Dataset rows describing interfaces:
================

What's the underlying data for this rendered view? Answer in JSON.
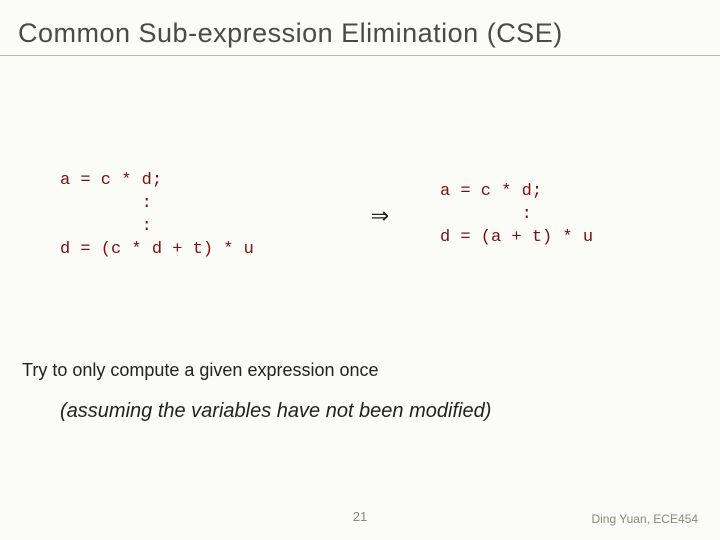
{
  "title": "Common  Sub-expression Elimination (CSE)",
  "code_left": "a = c * d;\n        :\n        :\nd = (c * d + t) * u",
  "arrow": "⇒",
  "code_right": "a = c * d;\n        :\nd = (a + t) * u",
  "explain": "Try to only compute a given expression once",
  "assume": "(assuming the variables have not been modified)",
  "page_number": "21",
  "footer": "Ding Yuan, ECE454"
}
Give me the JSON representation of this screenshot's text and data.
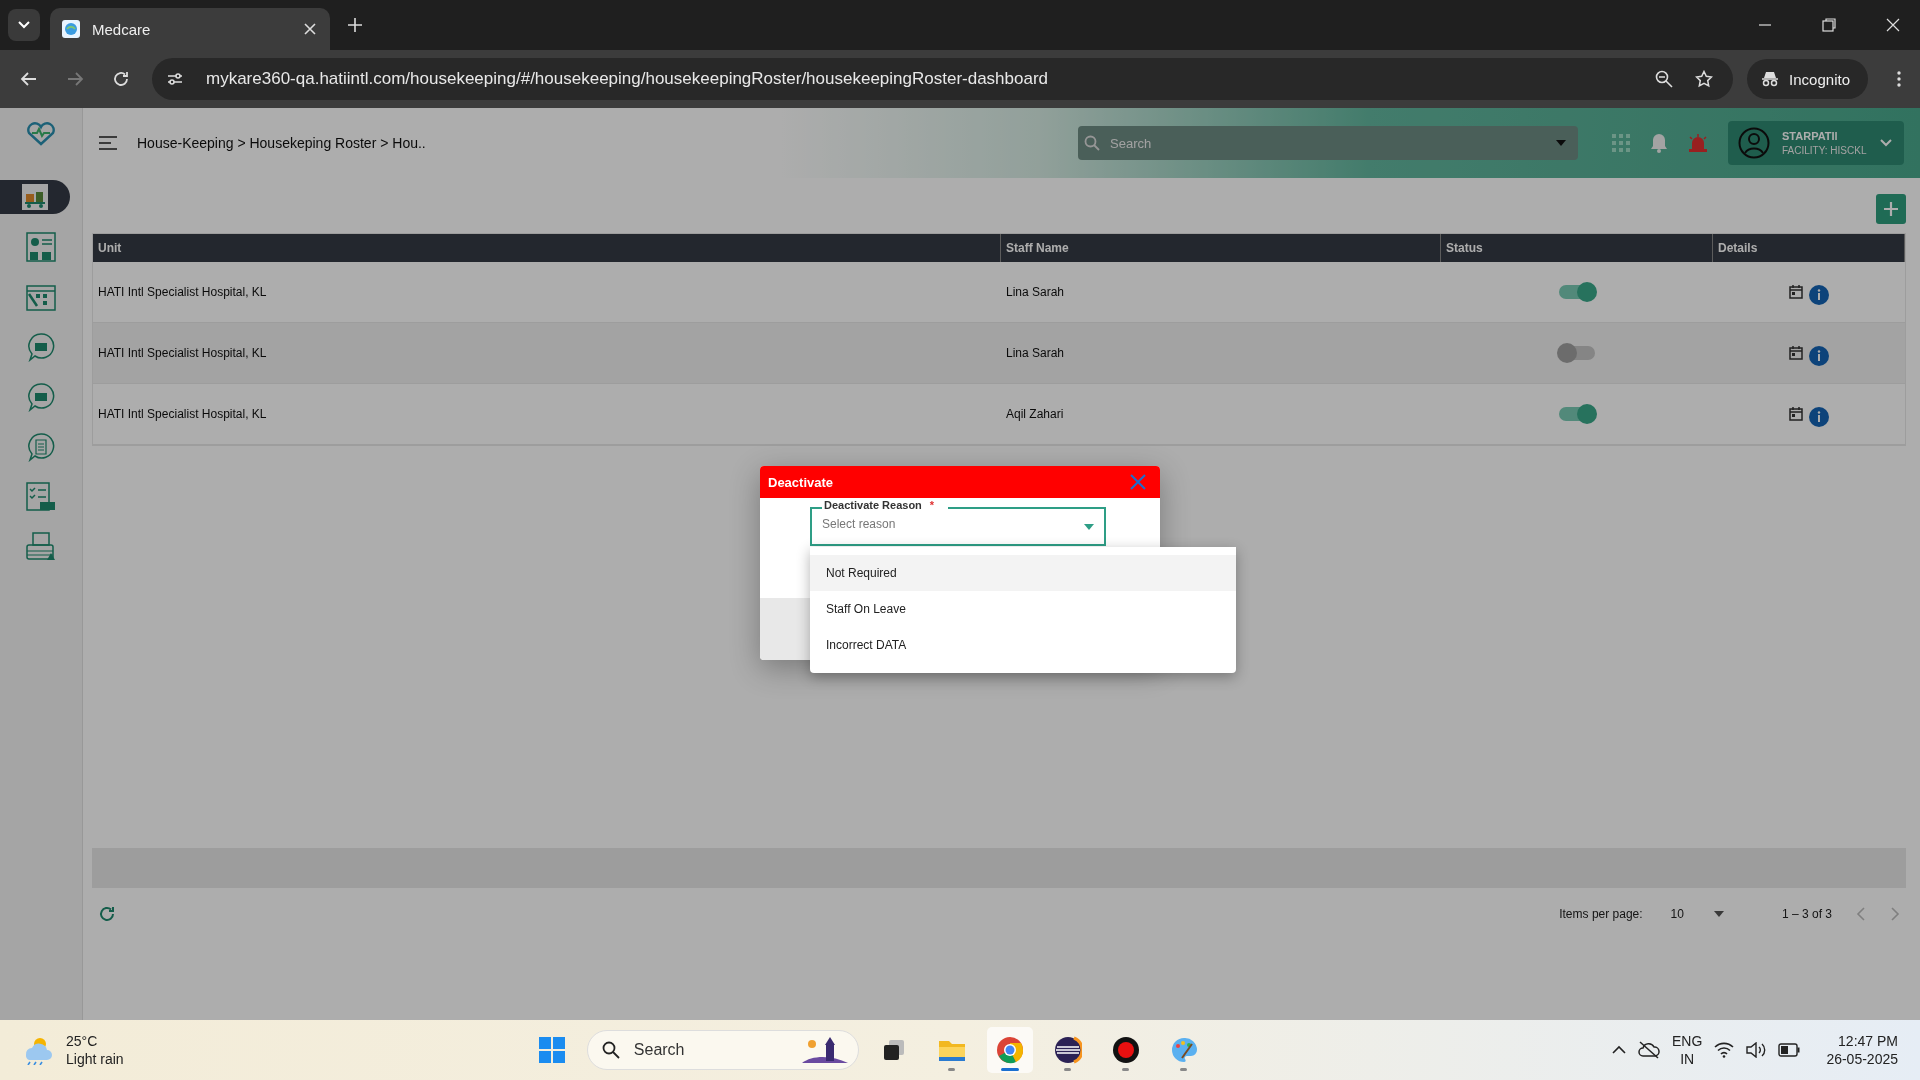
{
  "browser": {
    "tabs": [
      {
        "title": "Medcare",
        "selected": true
      }
    ],
    "url": "mykare360-qa.hatiintl.com/housekeeping/#/housekeeping/housekeepingRoster/housekeepingRoster-dashboard",
    "profile": "Incognito"
  },
  "sidebar": {
    "items": [
      {
        "kind": "cart",
        "selected": true
      },
      {
        "kind": "dashboard",
        "selected": false
      },
      {
        "kind": "calendar",
        "selected": false
      },
      {
        "kind": "chat-cart",
        "selected": false
      },
      {
        "kind": "chat-chart",
        "selected": false
      },
      {
        "kind": "chat-list",
        "selected": false
      },
      {
        "kind": "checklist",
        "selected": false
      },
      {
        "kind": "printer",
        "selected": false
      }
    ]
  },
  "header": {
    "breadcrumb": "House-Keeping > Housekeping Roster > Hou..",
    "search": {
      "placeholder": "Search"
    },
    "user": {
      "name": "STARPATIl",
      "facility": "FACILITY: HISCKL"
    }
  },
  "table": {
    "columns": [
      "Unit",
      "Staff Name",
      "Status",
      "Details"
    ],
    "rows": [
      {
        "unit": "HATI Intl Specialist Hospital, KL",
        "staff": "Lina Sarah",
        "on": true
      },
      {
        "unit": "HATI Intl Specialist Hospital, KL",
        "staff": "Lina Sarah",
        "on": false
      },
      {
        "unit": "HATI Intl Specialist Hospital, KL",
        "staff": "Aqil Zahari",
        "on": true
      }
    ]
  },
  "pager": {
    "label": "Items per page:",
    "size": "10",
    "range": "1 – 3 of 3"
  },
  "dialog": {
    "title": "Deactivate",
    "field": {
      "label": "Deactivate Reason",
      "required": "*",
      "placeholder": "Select reason"
    },
    "options": [
      {
        "label": "Not Required",
        "active": true
      },
      {
        "label": "Staff On Leave",
        "active": false
      },
      {
        "label": "Incorrect DATA",
        "active": false
      }
    ]
  },
  "taskbar": {
    "weather": {
      "temp": "25°C",
      "condition": "Light rain"
    },
    "search": {
      "placeholder": "Search"
    },
    "apps": [
      {
        "kind": "start",
        "running": false,
        "active": false
      },
      {
        "kind": "task-view",
        "running": false,
        "active": false
      },
      {
        "kind": "folder",
        "running": true,
        "active": false
      },
      {
        "kind": "chrome",
        "running": true,
        "active": true
      },
      {
        "kind": "eclipse",
        "running": true,
        "active": false
      },
      {
        "kind": "recorder",
        "running": true,
        "active": false
      },
      {
        "kind": "paint",
        "running": true,
        "active": false
      }
    ],
    "language": "ENG",
    "region": "IN",
    "time": "12:47 PM",
    "date": "26-05-2025"
  }
}
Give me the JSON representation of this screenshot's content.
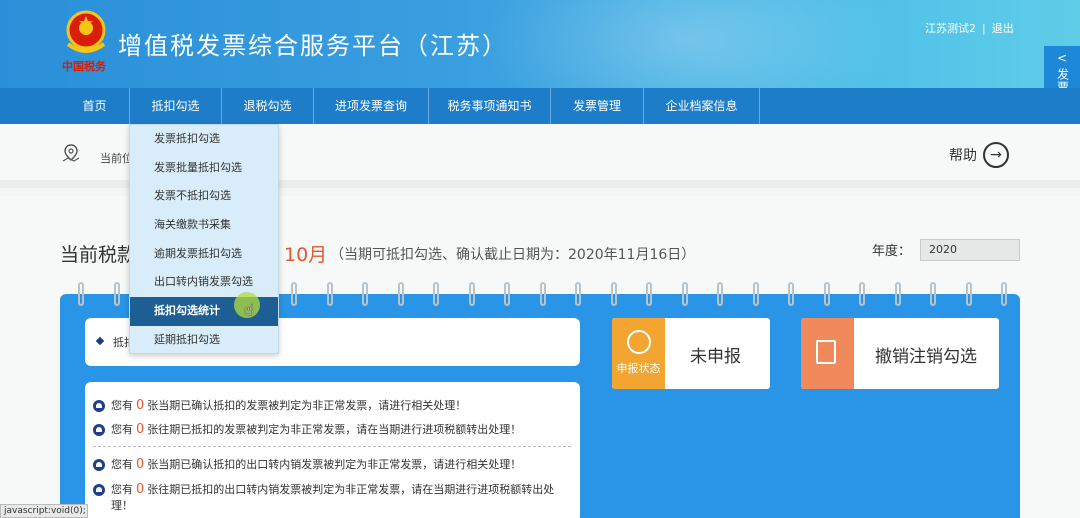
{
  "header": {
    "emblem_text": "中国税务",
    "title": "增值税发票综合服务平台（江苏）",
    "user": "江苏测试2",
    "separator": "|",
    "logout": "退出"
  },
  "side_tab": {
    "chevron": "<",
    "label": "发票查验平台"
  },
  "nav": {
    "items": [
      "首页",
      "抵扣勾选",
      "退税勾选",
      "进项发票查询",
      "税务事项通知书",
      "发票管理",
      "企业档案信息"
    ]
  },
  "breadcrumb": {
    "label": "当前位"
  },
  "help": {
    "label": "帮助"
  },
  "dropdown": {
    "items": [
      "发票抵扣勾选",
      "发票批量抵扣勾选",
      "发票不抵扣勾选",
      "海关缴款书采集",
      "逾期发票抵扣勾选",
      "出口转内销发票勾选",
      "抵扣勾选统计",
      "延期抵扣勾选"
    ],
    "active_index": 6
  },
  "period": {
    "title": "当前税款",
    "month": "10月",
    "note": "（当期可抵扣勾选、确认截止日期为：2020年11月16日）"
  },
  "year": {
    "label": "年度：",
    "value": "2020"
  },
  "notice": {
    "text": "抵扣"
  },
  "messages": [
    {
      "pre": "您有",
      "num": "0",
      "post": "张当期已确认抵扣的发票被判定为非正常发票，请进行相关处理！"
    },
    {
      "pre": "您有",
      "num": "0",
      "post": "张往期已抵扣的发票被判定为非正常发票，请在当期进行进项税额转出处理！"
    },
    {
      "pre": "您有",
      "num": "0",
      "post": "张当期已确认抵扣的出口转内销发票被判定为非正常发票，请进行相关处理！"
    },
    {
      "pre": "您有",
      "num": "0",
      "post": "张往期已抵扣的出口转内销发票被判定为非正常发票，请在当期进行进项税额转出处理！"
    }
  ],
  "status_card": {
    "icon_label": "申报状态",
    "value": "未申报"
  },
  "cancel_card": {
    "label": "撤销注销勾选"
  },
  "statusbar": {
    "text": "javascript:void(0);"
  },
  "colors": {
    "header_blue": "#2a8fd8",
    "nav_blue": "#1e7dc8",
    "panel_blue": "#2a95e6",
    "accent_red": "#e4572e",
    "status_orange": "#f2a531",
    "cancel_orange": "#f08a5d",
    "dropdown_active": "#1d5f95"
  },
  "icons": {
    "emblem": "tax-emblem-icon",
    "location": "location-pin-icon",
    "help": "arrow-right-circle-icon",
    "bell": "bell-icon",
    "status": "user-status-icon",
    "cancel": "document-cancel-icon",
    "cursor": "hand-cursor-icon"
  }
}
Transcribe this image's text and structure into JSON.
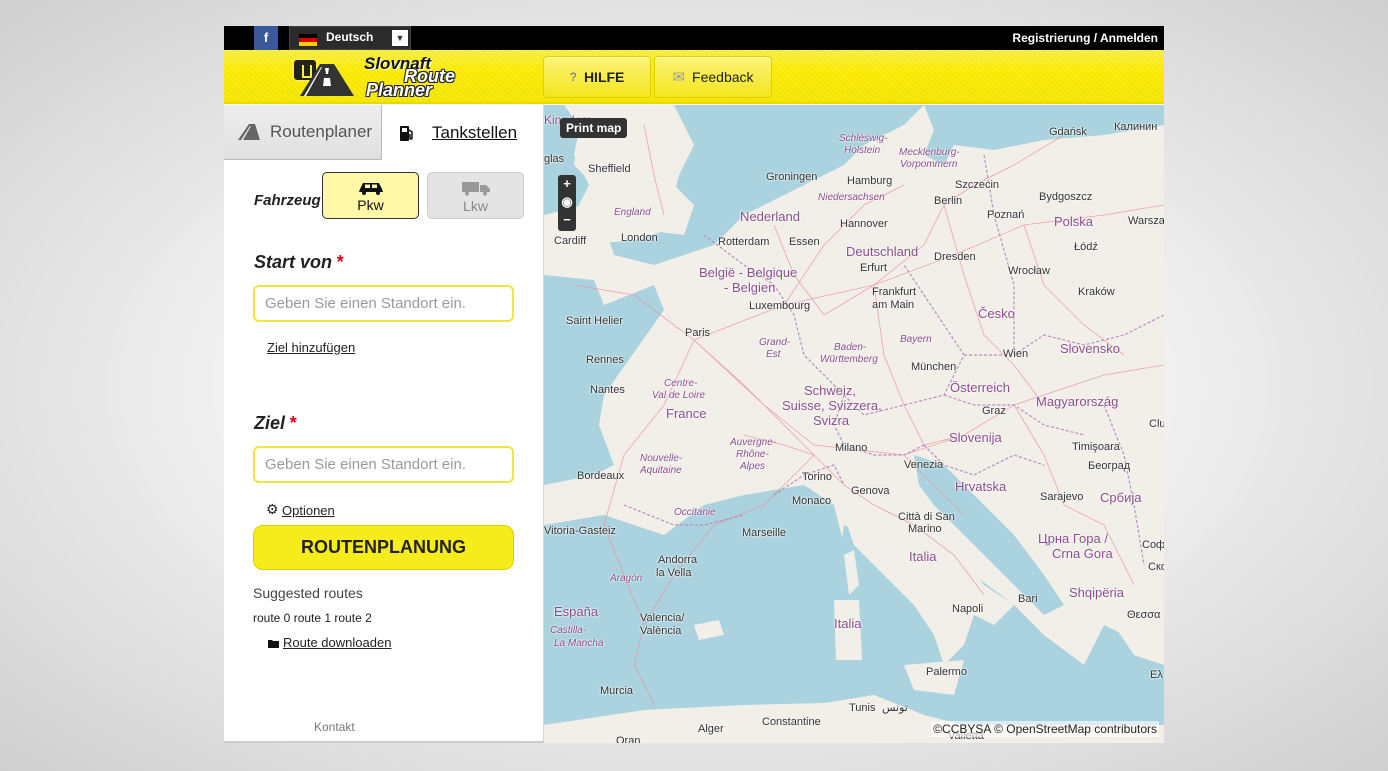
{
  "topbar": {
    "facebook_label": "f",
    "language": "Deutsch",
    "language_flag_colors": [
      "#000000",
      "#dd0000",
      "#ffce00"
    ],
    "auth_link": "Registrierung / Anmelden"
  },
  "header": {
    "logo": {
      "line1": "Slovnaft",
      "line2": "Route",
      "line3": "Planner"
    },
    "help_label": "HILFE",
    "help_icon": "?",
    "feedback_label": "Feedback",
    "feedback_icon": "✉"
  },
  "tabs": {
    "route": {
      "label": "Routenplaner",
      "icon": "route-icon"
    },
    "tank": {
      "label": "Tankstellen",
      "icon": "fuel-pump-icon"
    }
  },
  "form": {
    "vehicle_label": "Fahrzeug",
    "vehicles": [
      {
        "label": "Pkw",
        "icon": "car-icon",
        "selected": true
      },
      {
        "label": "Lkw",
        "icon": "truck-icon",
        "selected": false
      }
    ],
    "start_label": "Start von",
    "start_placeholder": "Geben Sie einen Standort ein.",
    "add_destination_link": "Ziel hinzufügen",
    "dest_label": "Ziel",
    "dest_placeholder": "Geben Sie einen Standort ein.",
    "required_mark": "*",
    "options_link": "Optionen",
    "plan_button": "ROUTENPLANUNG",
    "suggested_title": "Suggested routes",
    "routes_text": "route 0 route 1 route 2",
    "download_link": "Route downloaden",
    "contact_link": "Kontakt"
  },
  "map": {
    "print_button": "Print map",
    "zoom_in": "+",
    "zoom_globe": "◉",
    "zoom_out": "−",
    "attribution": "©CCBYSA © OpenStreetMap contributors",
    "colors": {
      "water": "#aad3df",
      "land": "#f2efe9",
      "roads": "#e8919a",
      "borders": "#b98bc1"
    },
    "labels": [
      "Kingdom",
      "glas",
      "Sheffield",
      "England",
      "Cardiff",
      "London",
      "Groningen",
      "Hamburg",
      "Schleswig-",
      "Holstein",
      "Mecklenburg-",
      "Vorpommern",
      "Niedersachsen",
      "Nederland",
      "Rotterdam",
      "Essen",
      "Hannover",
      "Berlin",
      "Szczecin",
      "Gdańsk",
      "Калинин",
      "Bydgoszcz",
      "Poznań",
      "Polska",
      "Warsza",
      "Łódź",
      "Deutschland",
      "Dresden",
      "Wrocław",
      "Erfurt",
      "België - Belgique",
      "- Belgien",
      "Frankfurt",
      "am Main",
      "Luxembourg",
      "Kraków",
      "Česko",
      "Saint Helier",
      "Paris",
      "Grand-",
      "Est",
      "Baden-",
      "Württemberg",
      "Bayern",
      "Wien",
      "Slovensko",
      "Rennes",
      "Nantes",
      "München",
      "Centre-",
      "Val de Loire",
      "France",
      "Schweiz,",
      "Suisse, Svizzera,",
      "Svizra",
      "Österreich",
      "Magyarország",
      "Graz",
      "Slovenija",
      "Clu",
      "Auvergne-",
      "Rhône-",
      "Alpes",
      "Nouvelle-",
      "Aquitaine",
      "Bordeaux",
      "Milano",
      "Timişoara",
      "Torino",
      "Venezia",
      "Београд",
      "Hrvatska",
      "Monaco",
      "Genova",
      "Sarajevo",
      "Србија",
      "Occitanie",
      "Marseille",
      "Città di San",
      "Marino",
      "Vitoria-Gasteiz",
      "Andorra",
      "la Vella",
      "Црна Гора /",
      "Crna Gora",
      "Софи",
      "Italia",
      "Скоп",
      "Aragón",
      "España",
      "Castilla-",
      "La Mancha",
      "Valencia/",
      "València",
      "Napoli",
      "Bari",
      "Shqipëria",
      "Θεσσα",
      "Italia",
      "Murcia",
      "Palermo",
      "Tunis",
      "تونس",
      "Constantine",
      "Alger",
      "Oran",
      "Valletta",
      "Ελ"
    ]
  }
}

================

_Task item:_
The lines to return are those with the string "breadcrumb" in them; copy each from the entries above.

_Your solution:_
    "breadcrumb": "House-Keeping > Housekeping Roster > Hou..",
  "breadcrumb": {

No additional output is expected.